The How and Why of the Marijuana High
Marijuana is one of the most popular widely illegal drugs in the country. Approximately one out of every eight Americans have smoked cannabis at one point in their life. A survey in 1969 reported that a mere 4% of Americans had tried smoking the substance. However, according to a 2016 study that included over 1,000 adults living in all 50 states, roughly 13% of people say they have smoked cannabis. So why do all of these people decide to sit down and smoke the green sticky icky? While there are plenty of answers to that question, I think we can all agree that most people smoke to get high.
So what is this illustrious high that people spend their hard-earned paychecks on? The marijuana high is a relatively unique one, users report a myriad of different effects and some even claim it to be psychedelic. The most common effects from smoking cannabis are an altered perception of time, relaxation, euphoria, increased sensory perception, and to put it quite simply– joy. However, there are a large number of other side effects that can be experienced, increased heart rate, dry mouth, increased appetite, giggling, and sleepiness to name a few. When you smoke, you feel dazed, hazed, and utterly blazed. While there are large portions of overlap in the experience of getting high on cannabis, the substance affects everyone uniquely.
So what is it about cannabis that gets you high? Unlike oregeno, cannabis contains over 450 unique chemical compounds, over 65 of these are known as cannabinoids which interact with the endocannabinoid system in your brain. The most famous of these cannabinoids are known as tetrahydrocannabinol or THC and a second slightly less known compound known as cannabidiol or CBD. THC is by far the most psychoactive compound found in the plant.
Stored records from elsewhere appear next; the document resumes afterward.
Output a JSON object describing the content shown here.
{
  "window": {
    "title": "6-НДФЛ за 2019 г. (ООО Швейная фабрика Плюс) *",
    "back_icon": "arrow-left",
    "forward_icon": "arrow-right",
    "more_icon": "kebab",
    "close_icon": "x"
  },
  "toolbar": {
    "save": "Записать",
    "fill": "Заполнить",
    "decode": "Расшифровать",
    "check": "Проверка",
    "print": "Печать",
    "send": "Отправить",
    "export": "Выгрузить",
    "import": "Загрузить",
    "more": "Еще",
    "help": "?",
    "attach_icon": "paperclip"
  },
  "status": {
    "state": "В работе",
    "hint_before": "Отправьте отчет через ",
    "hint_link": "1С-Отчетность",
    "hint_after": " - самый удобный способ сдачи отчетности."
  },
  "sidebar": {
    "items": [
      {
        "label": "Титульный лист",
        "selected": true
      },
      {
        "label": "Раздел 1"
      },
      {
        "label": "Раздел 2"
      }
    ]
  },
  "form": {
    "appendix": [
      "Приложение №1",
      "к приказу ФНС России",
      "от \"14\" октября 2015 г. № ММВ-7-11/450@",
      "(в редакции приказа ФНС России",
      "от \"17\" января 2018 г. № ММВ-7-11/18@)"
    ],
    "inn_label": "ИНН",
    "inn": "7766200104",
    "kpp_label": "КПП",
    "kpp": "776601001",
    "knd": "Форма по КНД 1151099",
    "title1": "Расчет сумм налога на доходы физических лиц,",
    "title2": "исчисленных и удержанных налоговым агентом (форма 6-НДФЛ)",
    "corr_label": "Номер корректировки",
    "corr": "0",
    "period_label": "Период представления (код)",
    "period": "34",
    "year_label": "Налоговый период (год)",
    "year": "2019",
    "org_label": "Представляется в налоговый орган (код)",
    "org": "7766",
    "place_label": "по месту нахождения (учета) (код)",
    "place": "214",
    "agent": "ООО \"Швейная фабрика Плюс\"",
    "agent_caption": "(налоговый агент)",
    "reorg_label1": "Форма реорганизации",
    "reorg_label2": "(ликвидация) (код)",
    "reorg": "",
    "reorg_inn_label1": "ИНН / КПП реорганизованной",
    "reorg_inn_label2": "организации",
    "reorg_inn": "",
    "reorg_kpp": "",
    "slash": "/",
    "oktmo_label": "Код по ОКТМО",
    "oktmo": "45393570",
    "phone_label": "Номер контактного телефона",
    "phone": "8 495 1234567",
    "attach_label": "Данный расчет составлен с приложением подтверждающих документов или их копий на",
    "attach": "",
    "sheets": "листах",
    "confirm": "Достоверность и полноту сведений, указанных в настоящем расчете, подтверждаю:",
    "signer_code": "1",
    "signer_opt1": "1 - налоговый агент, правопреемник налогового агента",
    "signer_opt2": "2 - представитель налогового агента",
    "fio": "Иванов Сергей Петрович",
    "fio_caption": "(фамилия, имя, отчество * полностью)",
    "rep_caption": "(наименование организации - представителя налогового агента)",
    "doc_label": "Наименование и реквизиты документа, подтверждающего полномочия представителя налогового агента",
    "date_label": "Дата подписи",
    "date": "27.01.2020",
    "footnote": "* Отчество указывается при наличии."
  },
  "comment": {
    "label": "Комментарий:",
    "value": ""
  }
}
While the other cannabinoids interact with your brain in different ways and add to the experience; most of the time the high experienced by cannabis users is largely produced by THC. When ingested, THC along with other cannabinoids activate different receptors in the endocannabinoid system.
There are essentially two major receptors in the endocannabinoid system, CB1 and CB2 receptors. CB1 receptors are found in the brain, and when activated are responsible for the ‘high’ feeling you get when smoking cannabis. CB2 receptors, on the other hand, are found throughout most of your body on cells of the immune system. When this receptor is activated it can produce a myriad of different beneficial medical effects. Because THC interacts with both types of cannabinoid receptors, the chemical proves to have both recreational and medical effects.
There are two major species of cannabis, sativa and indica. Cannabis sativa typically has higher percentages of THC, whereas cannabis indica typically has higher percentages of CBD. While THC does interact with both types of receptors, cannabidiol is known to affect the CB2 receptors in a stronger fashion than THC would. Because of this, those looking for the medical benefits of the plant often seek out Indica strains, whereas those looking for a good buzz will look for sativa strains.